Support the Café

Search our Site

Cell phones in church? Not okay.

Cell phones in church? Not okay.

The Pew Research Center has just published a report, “Americans’ Views on Mobile Etiquette,” studying the discrepancy between where Americans feel cell phone use is appropriate and how their behavior reflects and contradicts that.

The study surveyed 3,217 adults, only four percent of whom said that mobile phone use during church or a worship service was acceptable – the lowest approval of eight situations ranging from walking down the street to family dinners to meetings.

As a general proposition, Americans view cell phones as distracting and annoying when used in social settings — but at the same time, many use their own devices during group encounters.

When asked for their views on how mobile phone use impacts group interactions, 82% of adults say that when people use their phones in these settings it frequently or occasionally hurts the conversation. Meanwhile, 33% say that cell phone use in these situations frequently or occasionally contributes to the conversation and atmosphere of the group. Women are more likely than men to feel cell use at social gatherings hurts the group: 41% of women say it frequently hurts the gathering vs. 32% of men who say that the same. Similarly, those over age 50 (45%) are more likely than younger cell owners (29%) to feel that cellphone use frequently hurts group conversations.

To read the report’s full findings, click here.


Café Comments?

Our comment policy requires that you use your real first and last names and provide an email address (your email will not be published). Comments that use non-PG rated language, include personal attacks, that are not provable as fact or that we deem in any way to be counter to our mission of fostering respectful dialogue will not be posted.

Oldest Most Voted
Inline Feedbacks
View all comments
Dirk Reinken

Another suggestion from the eFormation conference was to create a page on Yelp and get worshippers to review your church. I wonder how many of us are comfortable having our church available on a publicly accessible review platform? Talk about vulnerability!

Dirk Reinken

At VTS’s e-formation conference in June, there were many suggestion about how to incorporate social media and cell phones in worship. It comes down to understanding that the online community is an extension of the parish’s bounds.

Some suggestions include simple things like a notic in the bulletin to the effect of “Before you put your phone on vibrate, why note check in on Facebook, Foursquare, Twitter, or your favorite social media platform?” One colleague recently encouraged her parishioners to text the Peace to 2 people who were not in church ( and then put the phone on silent mode since they would text back). It ended up having a very positive effect.

I like silence and solemnity along with most Episcopalians, but social media is here to stay and can be a very powerful way to extend a congregation’s reach, including during worship.
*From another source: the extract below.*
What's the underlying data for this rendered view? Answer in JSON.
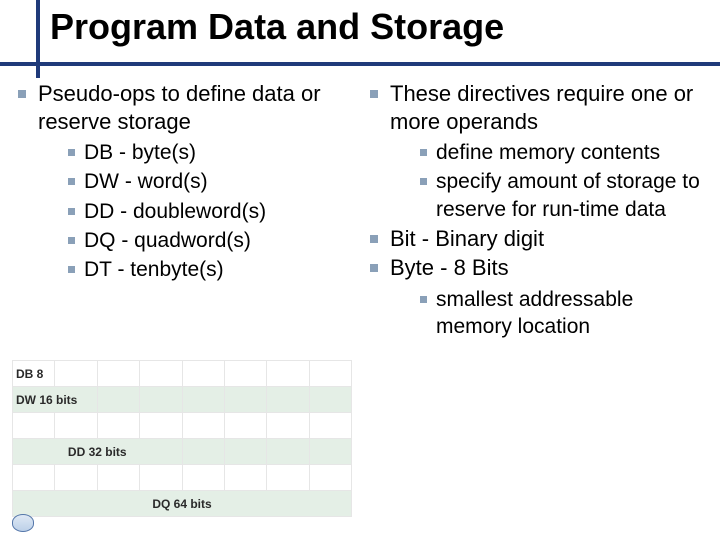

As with all things, it takes time to reach a comfort level and a general consensus on what’s good manners and what isn’t.

With regard to photos, we tell people they have to stay where they are and not use flash, but if they wish to record or take a photo of the baptism or wedding, they should do so while remembering they are here to worship. So far, it’s worked out OK.

Well communicated boundaries and openness seem to work well together in this area, in my experience.

MeredithGould (@Mere

Perfectly fine…if on silent. These are tools for evangelism and hospitality; powerful means for reaching beyond the building to people who can’t or won’t attend worship.

My latest fave story on point is the one about woman in one of my workshops who told everyone about her awakening and change of heart.

After being steamed about what “the kid” next to her was doing on his smartphone, she finally leaned over to say something. Turns out, he was following the readings with an online lectionary app. “In that moment,” she said, “I realized that I really don’t know what people are doing on their smartphones.” (Shameless self-promo: this and other similar stuff is in the 2nd edition of my book about social media.)


The article doesn’t specify what type of use. What if someone is using a cellphone to tweet sermon tidbits. By the way, I think it’s far worse to use a cellphone to text while walking down the street than while sitting in a pew.

Please follow the stated policy and post comments using your first and last names in the future. – editor

Alan Christensen

I’m curious about the subtle gradations between church, meetings, and the theater. Who thinks one of those is OK but not the others?

There are probably people who need to keep their phones on during church because they’re on-call for work, etc. They should of course put them on vibrate.

David Streever

I wonder if that falls into margin of error? It’s such a small difference. I also wonder if they were thinking of ‘use’ as a diversity of uses–checking the time, making calls, etc, etc…

Support the Café
Past Posts

The Episcopal Café seeks to be an independent voice, reporting and reflecting on the Episcopal Church and the Anglican tradition.  The Café is not a platform of advocacy, but it does aim to tell the story of the church from the perspective of Progressive Christianity.  Our collective sympathy, as the Café, lies with the project of widening the circle of inclusion within the church and empowering all the baptized for the role to which they have been called as followers of Christ.

The opinions expressed at the Café are those of individual contributors, and, unless otherwise noted, should not be interpreted as official statements of a parish, diocese or other organization. The art and articles that appear here remain the property of their creators.

All Content  © 2017 Episcopal Café